Dr. Eric B. Bauman, founder and managing member of Clinical Playground, LLC opened the Games for Health Day at the mHealth Summit in Washington, DC on November 11, 2015. The mHealth Summit is sponsored by the Healthcare Information and Management Systems Society (HIMISS). Bauman gave a talk entitled Game-Based Learning: Why it Matters to Healthcare. The impetus of the talk was to frame questions for conference attendees to think about while various other notable speakers presented on a number of healthcare topics related to healthcare.
Bauman asked the audience to think about the following questions as the day unfolded:
- Does the education that we currently provide to nursing, medical and other healthcare students adequately provide them for clinical practice?
- Does our standard approach to patient education work?
- Can a game-based learning approach improve clinical and patient education?
- If yes, how do we go about doing it?
Bauman argued that these questions matter because despite years of identifying failures related to clinical education, patient education and patient safety, it is not clear that our current modalities are meeting benchmarks for best practice or adequately decreasing morbidity or mortality. While game-based learning approaches are not new to education, healthcare teaching institutions and the greater healthcare industry are just now beginning embrace game-based teaching and learning and collect evidence to demonstrate that it is a viable and appropriate solution to improve patient outcome.
Other notable presenters included: Erik Huey from the Entertainment Software Association, Jerry Heneghan, ARA/Virtual Heroes, Doug Whatley from Breakaway Games, Micheal Fergusson from Ayogo Health, Catherine Frederico from Frederico Arts, and many others. The show stopper of the event was a presentation by Drew Crecente from the Jennifer Ann’s Group. Drew’s very personal story about the murder of his daughter and how he discovered that videogames can decrease dating violence was the most moving and inspirational presentation of the day.
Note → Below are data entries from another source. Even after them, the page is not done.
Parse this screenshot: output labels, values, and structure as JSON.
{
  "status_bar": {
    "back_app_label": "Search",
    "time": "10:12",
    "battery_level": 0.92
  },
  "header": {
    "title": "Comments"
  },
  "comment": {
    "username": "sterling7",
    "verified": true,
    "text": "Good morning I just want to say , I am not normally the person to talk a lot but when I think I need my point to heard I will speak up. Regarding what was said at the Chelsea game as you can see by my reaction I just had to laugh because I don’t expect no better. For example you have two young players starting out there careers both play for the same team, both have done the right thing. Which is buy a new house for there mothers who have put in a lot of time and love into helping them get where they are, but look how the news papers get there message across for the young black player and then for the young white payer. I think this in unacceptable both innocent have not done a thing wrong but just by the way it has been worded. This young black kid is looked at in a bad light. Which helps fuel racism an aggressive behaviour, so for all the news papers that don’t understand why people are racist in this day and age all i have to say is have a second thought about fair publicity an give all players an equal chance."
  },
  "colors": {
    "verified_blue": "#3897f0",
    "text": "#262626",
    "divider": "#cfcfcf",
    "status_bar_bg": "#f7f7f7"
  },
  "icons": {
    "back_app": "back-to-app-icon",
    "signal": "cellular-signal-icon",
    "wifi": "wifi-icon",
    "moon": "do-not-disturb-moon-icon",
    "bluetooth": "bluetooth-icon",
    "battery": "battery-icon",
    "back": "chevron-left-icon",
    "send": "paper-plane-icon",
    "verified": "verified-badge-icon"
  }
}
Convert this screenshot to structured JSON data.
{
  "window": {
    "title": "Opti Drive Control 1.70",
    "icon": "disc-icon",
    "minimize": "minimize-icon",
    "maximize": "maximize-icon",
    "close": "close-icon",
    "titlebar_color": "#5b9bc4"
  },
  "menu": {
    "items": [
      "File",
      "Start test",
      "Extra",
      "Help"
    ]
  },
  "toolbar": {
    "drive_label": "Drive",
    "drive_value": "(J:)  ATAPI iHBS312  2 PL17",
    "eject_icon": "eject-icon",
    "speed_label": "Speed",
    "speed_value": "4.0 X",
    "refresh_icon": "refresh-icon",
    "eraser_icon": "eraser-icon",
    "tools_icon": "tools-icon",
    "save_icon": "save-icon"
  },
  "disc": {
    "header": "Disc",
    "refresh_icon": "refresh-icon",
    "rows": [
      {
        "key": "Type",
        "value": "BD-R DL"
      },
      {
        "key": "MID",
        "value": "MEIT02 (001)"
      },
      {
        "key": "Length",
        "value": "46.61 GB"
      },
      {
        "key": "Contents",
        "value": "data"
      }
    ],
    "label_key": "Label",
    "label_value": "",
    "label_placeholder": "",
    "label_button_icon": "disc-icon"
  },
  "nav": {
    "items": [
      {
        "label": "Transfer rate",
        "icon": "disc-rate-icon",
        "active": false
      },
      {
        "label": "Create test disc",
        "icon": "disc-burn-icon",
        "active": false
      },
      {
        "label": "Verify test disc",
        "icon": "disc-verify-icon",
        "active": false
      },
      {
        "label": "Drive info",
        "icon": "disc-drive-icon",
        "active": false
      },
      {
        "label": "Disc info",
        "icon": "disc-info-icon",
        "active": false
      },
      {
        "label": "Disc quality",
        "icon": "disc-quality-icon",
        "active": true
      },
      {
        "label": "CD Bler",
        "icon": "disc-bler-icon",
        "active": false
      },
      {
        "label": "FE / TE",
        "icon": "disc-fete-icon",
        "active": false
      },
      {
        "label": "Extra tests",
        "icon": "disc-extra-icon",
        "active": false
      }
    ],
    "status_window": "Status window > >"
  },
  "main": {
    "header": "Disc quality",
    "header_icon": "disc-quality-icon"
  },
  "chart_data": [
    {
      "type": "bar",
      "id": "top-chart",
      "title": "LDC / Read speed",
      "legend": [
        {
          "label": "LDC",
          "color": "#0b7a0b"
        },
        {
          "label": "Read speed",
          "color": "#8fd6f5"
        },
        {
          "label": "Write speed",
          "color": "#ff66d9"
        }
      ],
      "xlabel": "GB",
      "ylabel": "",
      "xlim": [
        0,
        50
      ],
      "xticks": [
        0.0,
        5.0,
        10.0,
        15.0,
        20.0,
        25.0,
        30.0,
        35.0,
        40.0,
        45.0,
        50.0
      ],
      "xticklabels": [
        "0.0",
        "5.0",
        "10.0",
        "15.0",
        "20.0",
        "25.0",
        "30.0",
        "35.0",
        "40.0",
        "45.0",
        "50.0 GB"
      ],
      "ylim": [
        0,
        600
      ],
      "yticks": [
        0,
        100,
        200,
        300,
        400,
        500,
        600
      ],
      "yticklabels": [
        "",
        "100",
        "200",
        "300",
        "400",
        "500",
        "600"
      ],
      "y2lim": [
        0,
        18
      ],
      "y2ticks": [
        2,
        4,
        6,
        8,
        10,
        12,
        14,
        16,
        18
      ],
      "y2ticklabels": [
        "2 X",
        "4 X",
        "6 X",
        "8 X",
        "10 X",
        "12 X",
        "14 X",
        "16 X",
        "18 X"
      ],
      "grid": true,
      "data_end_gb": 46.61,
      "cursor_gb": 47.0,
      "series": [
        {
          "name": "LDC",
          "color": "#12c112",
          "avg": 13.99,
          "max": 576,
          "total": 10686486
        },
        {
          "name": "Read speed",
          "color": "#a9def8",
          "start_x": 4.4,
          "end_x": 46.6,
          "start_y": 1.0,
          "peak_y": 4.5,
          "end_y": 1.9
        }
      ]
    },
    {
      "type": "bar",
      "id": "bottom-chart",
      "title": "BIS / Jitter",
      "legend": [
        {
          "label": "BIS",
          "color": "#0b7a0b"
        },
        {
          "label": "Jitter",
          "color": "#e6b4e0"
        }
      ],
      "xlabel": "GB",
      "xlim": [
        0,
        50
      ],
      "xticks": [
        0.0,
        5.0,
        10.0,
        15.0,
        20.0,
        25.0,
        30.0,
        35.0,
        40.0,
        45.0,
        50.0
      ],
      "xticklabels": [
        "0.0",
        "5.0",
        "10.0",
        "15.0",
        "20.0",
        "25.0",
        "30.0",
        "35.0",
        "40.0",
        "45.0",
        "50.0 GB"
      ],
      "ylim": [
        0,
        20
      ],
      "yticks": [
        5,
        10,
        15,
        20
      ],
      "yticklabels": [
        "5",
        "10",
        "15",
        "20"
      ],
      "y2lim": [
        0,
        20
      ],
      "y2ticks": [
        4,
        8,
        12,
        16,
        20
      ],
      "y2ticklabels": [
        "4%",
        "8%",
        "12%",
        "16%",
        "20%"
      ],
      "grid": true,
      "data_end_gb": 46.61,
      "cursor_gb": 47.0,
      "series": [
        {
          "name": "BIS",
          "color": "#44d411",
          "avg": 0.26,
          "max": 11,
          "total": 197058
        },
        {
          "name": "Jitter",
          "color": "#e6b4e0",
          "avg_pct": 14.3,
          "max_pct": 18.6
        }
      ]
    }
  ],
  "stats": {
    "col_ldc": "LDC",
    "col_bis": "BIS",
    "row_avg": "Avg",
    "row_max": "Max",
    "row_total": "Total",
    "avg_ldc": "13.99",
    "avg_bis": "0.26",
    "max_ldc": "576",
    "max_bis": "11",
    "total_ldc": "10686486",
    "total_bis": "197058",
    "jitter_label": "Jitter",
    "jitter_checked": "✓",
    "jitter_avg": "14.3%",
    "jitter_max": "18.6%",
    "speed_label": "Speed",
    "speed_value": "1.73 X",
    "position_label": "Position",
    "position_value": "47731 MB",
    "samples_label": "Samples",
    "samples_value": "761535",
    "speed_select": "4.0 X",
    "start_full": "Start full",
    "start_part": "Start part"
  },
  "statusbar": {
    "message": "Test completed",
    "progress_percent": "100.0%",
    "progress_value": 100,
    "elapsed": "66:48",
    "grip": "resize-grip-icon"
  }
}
Overall, the the Games for Health Day was a great success with a number of industry thought leaders in attendance and contributing to make a great experience. Based on the days experience the audience discovered that games have much to offer the broad arena of healthcare. They can engage children to brush their teeth (www.brushupgame.com) and they can encourage healthier workplaces via the threat of zombies. Special thanks to Beth Bryant for her continued dedication to the Games for Health brand and organization for making this event possible.